*** RECORDS FOR THE TASK Section Begins ***
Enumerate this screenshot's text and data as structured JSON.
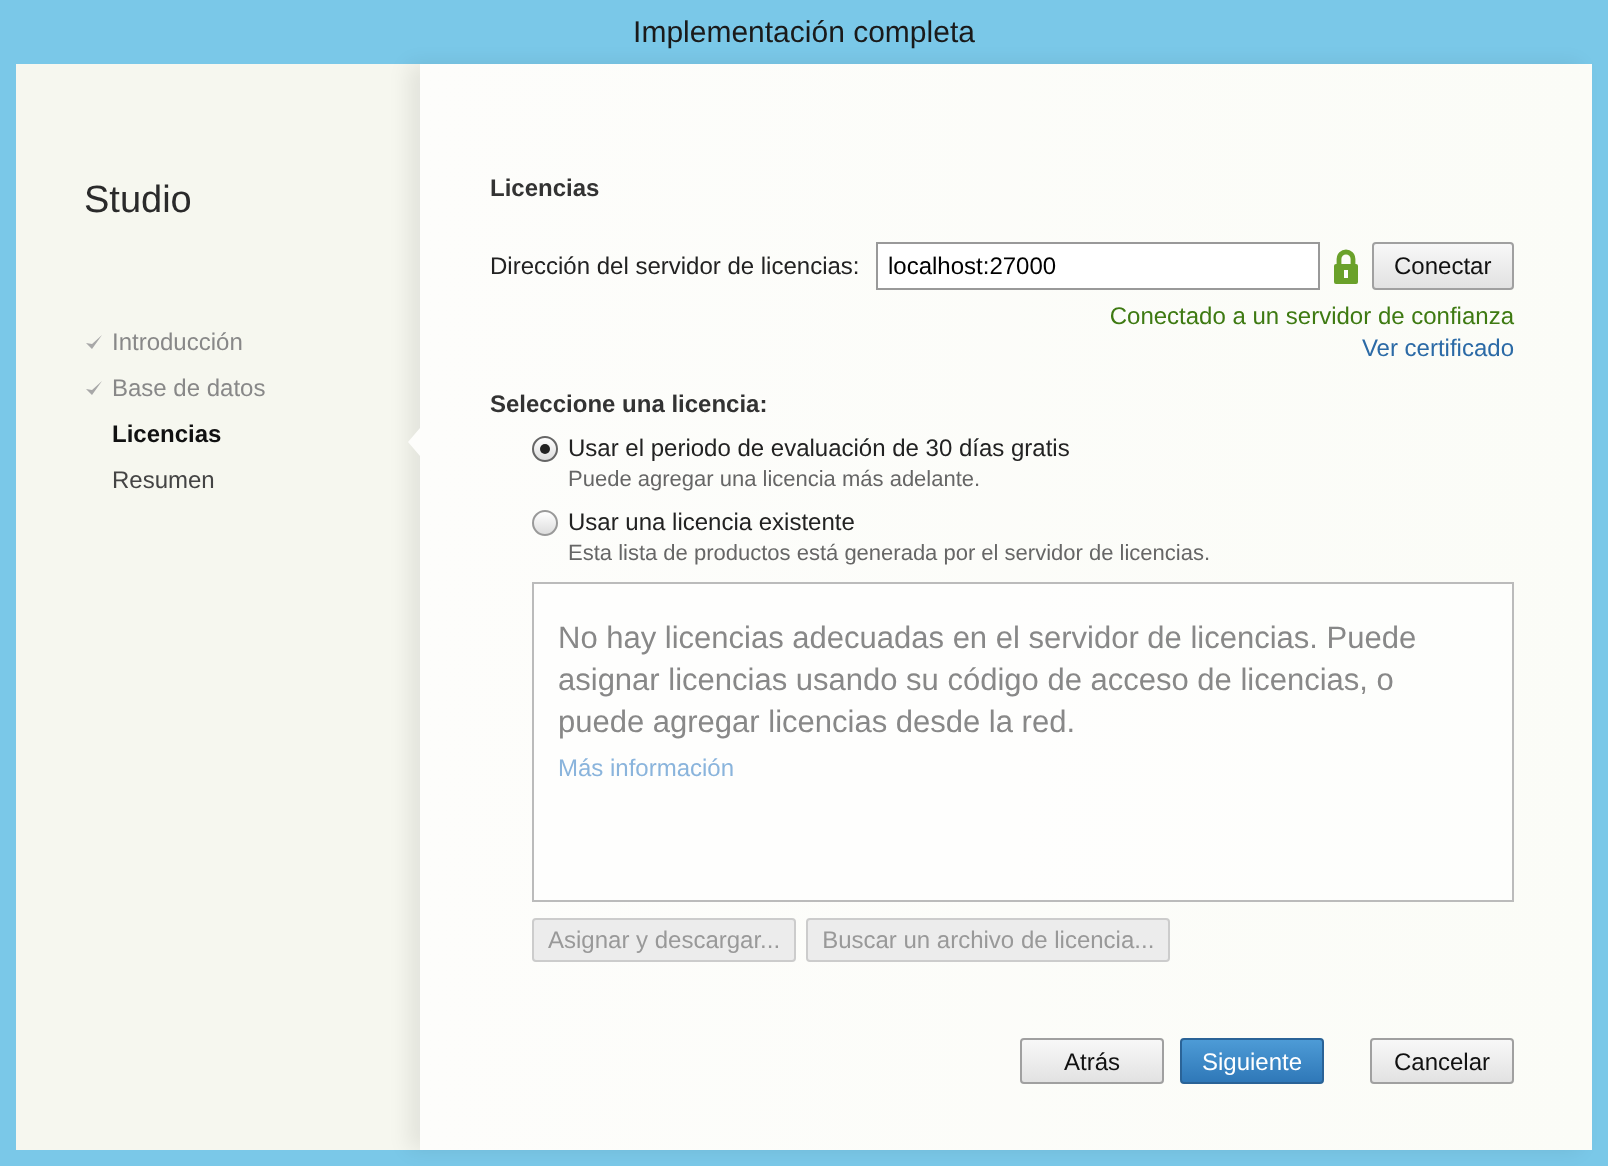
{
  "window": {
    "title": "Implementación completa"
  },
  "sidebar": {
    "title": "Studio",
    "steps": [
      {
        "label": "Introducción",
        "done": true,
        "selected": false
      },
      {
        "label": "Base de datos",
        "done": true,
        "selected": false
      },
      {
        "label": "Licencias",
        "done": false,
        "selected": true
      },
      {
        "label": "Resumen",
        "done": false,
        "selected": false
      }
    ]
  },
  "page": {
    "heading": "Licencias",
    "server_label": "Dirección del servidor de licencias:",
    "server_value": "localhost:27000",
    "connect_button": "Conectar",
    "status": "Conectado a un servidor de confianza",
    "certificate_link": "Ver certificado",
    "select_label": "Seleccione una licencia:",
    "options": [
      {
        "label": "Usar el periodo de evaluación de 30 días gratis",
        "hint": "Puede agregar una licencia más adelante.",
        "selected": true
      },
      {
        "label": "Usar una licencia existente",
        "hint": "Esta lista de productos está generada por el servidor de licencias.",
        "selected": false
      }
    ],
    "list_message": "No hay licencias adecuadas en el servidor de licencias. Puede asignar licencias usando su código de acceso de licencias, o puede agregar licencias desde la red.",
    "list_link": "Más información",
    "list_buttons": [
      {
        "label": "Asignar y descargar...",
        "disabled": true
      },
      {
        "label": "Buscar un archivo de licencia...",
        "disabled": true
      }
    ]
  },
  "footer_buttons": [
    {
      "label": "Atrás",
      "kind": "normal"
    },
    {
      "label": "Siguiente",
      "kind": "primary"
    },
    {
      "label": "Cancelar",
      "kind": "normal"
    }
  ]
}
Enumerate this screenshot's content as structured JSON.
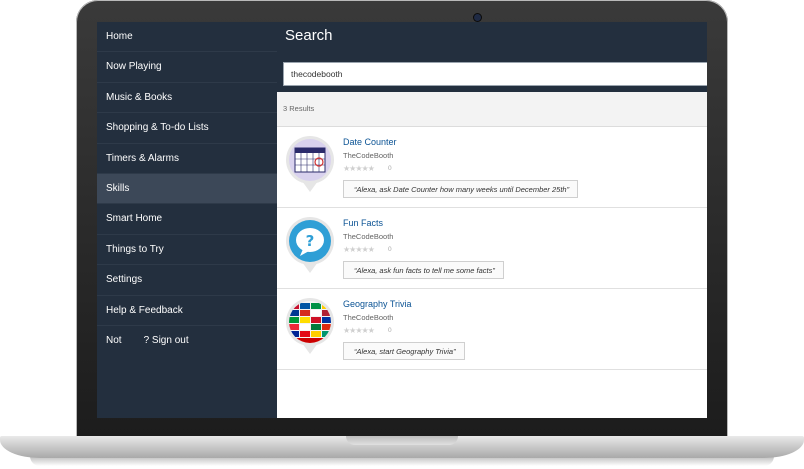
{
  "sidebar": {
    "items": [
      {
        "label": "Home"
      },
      {
        "label": "Now Playing"
      },
      {
        "label": "Music & Books"
      },
      {
        "label": "Shopping & To-do Lists"
      },
      {
        "label": "Timers & Alarms"
      },
      {
        "label": "Skills",
        "active": true
      },
      {
        "label": "Smart Home"
      },
      {
        "label": "Things to Try"
      },
      {
        "label": "Settings"
      },
      {
        "label": "Help & Feedback"
      }
    ],
    "signout": {
      "prefix": "Not",
      "label": "? Sign out"
    }
  },
  "header": {
    "title": "Search"
  },
  "search": {
    "value": "thecodebooth"
  },
  "results": {
    "count_label": "3 Results",
    "items": [
      {
        "name": "Date Counter",
        "developer": "TheCodeBooth",
        "rating_count": "0",
        "phrase": "“Alexa, ask Date Counter how many weeks until December 25th”",
        "icon": "calendar-icon"
      },
      {
        "name": "Fun Facts",
        "developer": "TheCodeBooth",
        "rating_count": "0",
        "phrase": "“Alexa, ask fun facts to tell me some facts”",
        "icon": "question-bubble-icon"
      },
      {
        "name": "Geography Trivia",
        "developer": "TheCodeBooth",
        "rating_count": "0",
        "phrase": "“Alexa, start Geography Trivia”",
        "icon": "flags-globe-icon"
      }
    ]
  },
  "colors": {
    "sidebar": "#232f3e",
    "active": "#3c4858",
    "link": "#0b5394"
  }
}
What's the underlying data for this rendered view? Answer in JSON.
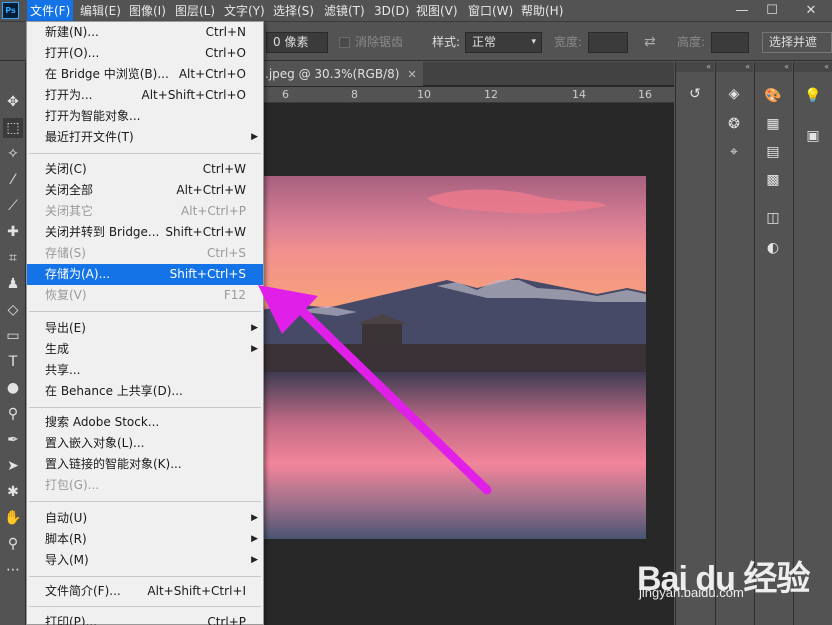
{
  "menubar": {
    "logo": "Ps",
    "items": [
      "文件(F)",
      "编辑(E)",
      "图像(I)",
      "图层(L)",
      "文字(Y)",
      "选择(S)",
      "滤镜(T)",
      "3D(D)",
      "视图(V)",
      "窗口(W)",
      "帮助(H)"
    ],
    "minimize": "—",
    "maximize": "☐",
    "close": "✕"
  },
  "options": {
    "feather": "0 像素",
    "antialias": "消除锯齿",
    "style_label": "样式:",
    "style_value": "正常",
    "width_label": "宽度:",
    "height_label": "高度:",
    "select_mask": "选择并遮"
  },
  "document": {
    "tab_title": ".jpeg @ 30.3%(RGB/8)",
    "tab_close": "✕",
    "ruler": [
      "6",
      "8",
      "10",
      "12",
      "14",
      "16"
    ]
  },
  "file_menu": {
    "items": [
      {
        "label": "新建(N)...",
        "shortcut": "Ctrl+N"
      },
      {
        "label": "打开(O)...",
        "shortcut": "Ctrl+O"
      },
      {
        "label": "在 Bridge 中浏览(B)...",
        "shortcut": "Alt+Ctrl+O"
      },
      {
        "label": "打开为...",
        "shortcut": "Alt+Shift+Ctrl+O"
      },
      {
        "label": "打开为智能对象...",
        "shortcut": ""
      },
      {
        "label": "最近打开文件(T)",
        "shortcut": ""
      },
      {
        "label": "关闭(C)",
        "shortcut": "Ctrl+W"
      },
      {
        "label": "关闭全部",
        "shortcut": "Alt+Ctrl+W"
      },
      {
        "label": "关闭其它",
        "shortcut": "Alt+Ctrl+P"
      },
      {
        "label": "关闭并转到 Bridge...",
        "shortcut": "Shift+Ctrl+W"
      },
      {
        "label": "存储(S)",
        "shortcut": "Ctrl+S"
      },
      {
        "label": "存储为(A)...",
        "shortcut": "Shift+Ctrl+S"
      },
      {
        "label": "恢复(V)",
        "shortcut": "F12"
      },
      {
        "label": "导出(E)",
        "shortcut": ""
      },
      {
        "label": "生成",
        "shortcut": ""
      },
      {
        "label": "共享...",
        "shortcut": ""
      },
      {
        "label": "在 Behance 上共享(D)...",
        "shortcut": ""
      },
      {
        "label": "搜索 Adobe Stock...",
        "shortcut": ""
      },
      {
        "label": "置入嵌入对象(L)...",
        "shortcut": ""
      },
      {
        "label": "置入链接的智能对象(K)...",
        "shortcut": ""
      },
      {
        "label": "打包(G)...",
        "shortcut": ""
      },
      {
        "label": "自动(U)",
        "shortcut": ""
      },
      {
        "label": "脚本(R)",
        "shortcut": ""
      },
      {
        "label": "导入(M)",
        "shortcut": ""
      },
      {
        "label": "文件简介(F)...",
        "shortcut": "Alt+Shift+Ctrl+I"
      },
      {
        "label": "打印(P)...",
        "shortcut": "Ctrl+P"
      }
    ]
  },
  "watermark": {
    "logo": "Bai du 经验",
    "url": "jingyan.baidu.com"
  },
  "colors": {
    "highlight": "#1473e6",
    "arrow": "#e020e8",
    "ui_bg": "#535353"
  }
}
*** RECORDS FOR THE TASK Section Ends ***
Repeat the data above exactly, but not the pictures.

**RESULT:**
Enumerate this screenshot's text and data as structured JSON.
{
  "window": {
    "title": "Implementación completa"
  },
  "sidebar": {
    "title": "Studio",
    "steps": [
      {
        "label": "Introducción",
        "done": true,
        "selected": false
      },
      {
        "label": "Base de datos",
        "done": true,
        "selected": false
      },
      {
        "label": "Licencias",
        "done": false,
        "selected": true
      },
      {
        "label": "Resumen",
        "done": false,
        "selected": false
      }
    ]
  },
  "page": {
    "heading": "Licencias",
    "server_label": "Dirección del servidor de licencias:",
    "server_value": "localhost:27000",
    "connect_button": "Conectar",
    "status": "Conectado a un servidor de confianza",
    "certificate_link": "Ver certificado",
    "select_label": "Seleccione una licencia:",
    "options": [
      {
        "label": "Usar el periodo de evaluación de 30 días gratis",
        "hint": "Puede agregar una licencia más adelante.",
        "selected": true
      },
      {
        "label": "Usar una licencia existente",
        "hint": "Esta lista de productos está generada por el servidor de licencias.",
        "selected": false
      }
    ],
    "list_message": "No hay licencias adecuadas en el servidor de licencias. Puede asignar licencias usando su código de acceso de licencias, o puede agregar licencias desde la red.",
    "list_link": "Más información",
    "list_buttons": [
      {
        "label": "Asignar y descargar...",
        "disabled": true
      },
      {
        "label": "Buscar un archivo de licencia...",
        "disabled": true
      }
    ]
  },
  "footer_buttons": [
    {
      "label": "Atrás",
      "kind": "normal"
    },
    {
      "label": "Siguiente",
      "kind": "primary"
    },
    {
      "label": "Cancelar",
      "kind": "normal"
    }
  ]
}
Enumerate this screenshot's content as structured JSON.
{
  "sidebar": {
    "items": [
      {
        "label": "Home"
      },
      {
        "label": "Now Playing"
      },
      {
        "label": "Music & Books"
      },
      {
        "label": "Shopping & To-do Lists"
      },
      {
        "label": "Timers & Alarms"
      },
      {
        "label": "Skills",
        "active": true
      },
      {
        "label": "Smart Home"
      },
      {
        "label": "Things to Try"
      },
      {
        "label": "Settings"
      },
      {
        "label": "Help & Feedback"
      }
    ],
    "signout": {
      "prefix": "Not",
      "label": "? Sign out"
    }
  },
  "header": {
    "title": "Search"
  },
  "search": {
    "value": "thecodebooth"
  },
  "results": {
    "count_label": "3 Results",
    "items": [
      {
        "name": "Date Counter",
        "developer": "TheCodeBooth",
        "rating_count": "0",
        "phrase": "“Alexa, ask Date Counter how many weeks until December 25th”",
        "icon": "calendar-icon"
      },
      {
        "name": "Fun Facts",
        "developer": "TheCodeBooth",
        "rating_count": "0",
        "phrase": "“Alexa, ask fun facts to tell me some facts”",
        "icon": "question-bubble-icon"
      },
      {
        "name": "Geography Trivia",
        "developer": "TheCodeBooth",
        "rating_count": "0",
        "phrase": "“Alexa, start Geography Trivia”",
        "icon": "flags-globe-icon"
      }
    ]
  },
  "colors": {
    "sidebar": "#232f3e",
    "active": "#3c4858",
    "link": "#0b5394"
  }
}
What's the underlying data for this rendered view? Answer in JSON.
{
  "menubar": {
    "logo": "Ps",
    "items": [
      "文件(F)",
      "编辑(E)",
      "图像(I)",
      "图层(L)",
      "文字(Y)",
      "选择(S)",
      "滤镜(T)",
      "3D(D)",
      "视图(V)",
      "窗口(W)",
      "帮助(H)"
    ],
    "minimize": "—",
    "maximize": "☐",
    "close": "✕"
  },
  "options": {
    "feather": "0 像素",
    "antialias": "消除锯齿",
    "style_label": "样式:",
    "style_value": "正常",
    "width_label": "宽度:",
    "height_label": "高度:",
    "select_mask": "选择并遮"
  },
  "document": {
    "tab_title": ".jpeg @ 30.3%(RGB/8)",
    "tab_close": "✕",
    "ruler": [
      "6",
      "8",
      "10",
      "12",
      "14",
      "16"
    ]
  },
  "file_menu": {
    "items": [
      {
        "label": "新建(N)...",
        "shortcut": "Ctrl+N"
      },
      {
        "label": "打开(O)...",
        "shortcut": "Ctrl+O"
      },
      {
        "label": "在 Bridge 中浏览(B)...",
        "shortcut": "Alt+Ctrl+O"
      },
      {
        "label": "打开为...",
        "shortcut": "Alt+Shift+Ctrl+O"
      },
      {
        "label": "打开为智能对象...",
        "shortcut": ""
      },
      {
        "label": "最近打开文件(T)",
        "shortcut": ""
      },
      {
        "label": "关闭(C)",
        "shortcut": "Ctrl+W"
      },
      {
        "label": "关闭全部",
        "shortcut": "Alt+Ctrl+W"
      },
      {
        "label": "关闭其它",
        "shortcut": "Alt+Ctrl+P"
      },
      {
        "label": "关闭并转到 Bridge...",
        "shortcut": "Shift+Ctrl+W"
      },
      {
        "label": "存储(S)",
        "shortcut": "Ctrl+S"
      },
      {
        "label": "存储为(A)...",
        "shortcut": "Shift+Ctrl+S"
      },
      {
        "label": "恢复(V)",
        "shortcut": "F12"
      },
      {
        "label": "导出(E)",
        "shortcut": ""
      },
      {
        "label": "生成",
        "shortcut": ""
      },
      {
        "label": "共享...",
        "shortcut": ""
      },
      {
        "label": "在 Behance 上共享(D)...",
        "shortcut": ""
      },
      {
        "label": "搜索 Adobe Stock...",
        "shortcut": ""
      },
      {
        "label": "置入嵌入对象(L)...",
        "shortcut": ""
      },
      {
        "label": "置入链接的智能对象(K)...",
        "shortcut": ""
      },
      {
        "label": "打包(G)...",
        "shortcut": ""
      },
      {
        "label": "自动(U)",
        "shortcut": ""
      },
      {
        "label": "脚本(R)",
        "shortcut": ""
      },
      {
        "label": "导入(M)",
        "shortcut": ""
      },
      {
        "label": "文件简介(F)...",
        "shortcut": "Alt+Shift+Ctrl+I"
      },
      {
        "label": "打印(P)...",
        "shortcut": "Ctrl+P"
      }
    ]
  },
  "watermark": {
    "logo": "Bai du 经验",
    "url": "jingyan.baidu.com"
  },
  "colors": {
    "highlight": "#1473e6",
    "arrow": "#e020e8",
    "ui_bg": "#535353"
  }
}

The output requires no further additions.